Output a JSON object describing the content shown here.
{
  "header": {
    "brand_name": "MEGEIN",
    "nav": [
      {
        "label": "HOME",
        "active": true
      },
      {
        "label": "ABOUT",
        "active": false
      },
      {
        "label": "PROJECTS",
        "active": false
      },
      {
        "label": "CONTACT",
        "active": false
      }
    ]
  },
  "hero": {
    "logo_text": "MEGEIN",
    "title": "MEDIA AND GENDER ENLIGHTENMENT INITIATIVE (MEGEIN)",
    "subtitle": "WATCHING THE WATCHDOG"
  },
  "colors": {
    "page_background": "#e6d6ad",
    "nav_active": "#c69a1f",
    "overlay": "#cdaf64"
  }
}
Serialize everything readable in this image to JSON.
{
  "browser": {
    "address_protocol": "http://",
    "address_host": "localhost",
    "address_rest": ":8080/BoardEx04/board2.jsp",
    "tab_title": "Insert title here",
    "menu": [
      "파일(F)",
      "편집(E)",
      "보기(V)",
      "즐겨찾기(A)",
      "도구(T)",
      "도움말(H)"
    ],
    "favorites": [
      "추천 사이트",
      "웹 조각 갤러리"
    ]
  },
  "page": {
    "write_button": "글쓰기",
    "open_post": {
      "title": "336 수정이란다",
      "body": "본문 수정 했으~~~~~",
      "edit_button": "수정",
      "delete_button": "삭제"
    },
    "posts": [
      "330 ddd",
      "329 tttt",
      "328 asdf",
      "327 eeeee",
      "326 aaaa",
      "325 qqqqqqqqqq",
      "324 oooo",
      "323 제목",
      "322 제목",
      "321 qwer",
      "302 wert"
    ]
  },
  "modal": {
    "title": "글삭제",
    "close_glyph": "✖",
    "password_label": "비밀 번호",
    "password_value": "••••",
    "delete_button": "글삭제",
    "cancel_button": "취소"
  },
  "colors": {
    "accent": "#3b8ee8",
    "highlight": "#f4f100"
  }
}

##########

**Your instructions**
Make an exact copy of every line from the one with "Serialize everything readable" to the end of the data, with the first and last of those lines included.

**Response area**
Serialize everything readable in this image to JSON.
{
  "browser": {
    "address_protocol": "http://",
    "address_host": "localhost",
    "address_rest": ":8080/BoardEx04/board2.jsp",
    "tab_title": "Insert title here",
    "menu": [
      "파일(F)",
      "편집(E)",
      "보기(V)",
      "즐겨찾기(A)",
      "도구(T)",
      "도움말(H)"
    ],
    "favorites": [
      "추천 사이트",
      "웹 조각 갤러리"
    ]
  },
  "page": {
    "write_button": "글쓰기",
    "open_post": {
      "title": "336 수정이란다",
      "body": "본문 수정 했으~~~~~",
      "edit_button": "수정",
      "delete_button": "삭제"
    },
    "posts": [
      "330 ddd",
      "329 tttt",
      "328 asdf",
      "327 eeeee",
      "326 aaaa",
      "325 qqqqqqqqqq",
      "324 oooo",
      "323 제목",
      "322 제목",
      "321 qwer",
      "302 wert"
    ]
  },
  "modal": {
    "title": "글삭제",
    "close_glyph": "✖",
    "password_label": "비밀 번호",
    "password_value": "••••",
    "delete_button": "글삭제",
    "cancel_button": "취소"
  },
  "colors": {
    "accent": "#3b8ee8",
    "highlight": "#f4f100"
  }
}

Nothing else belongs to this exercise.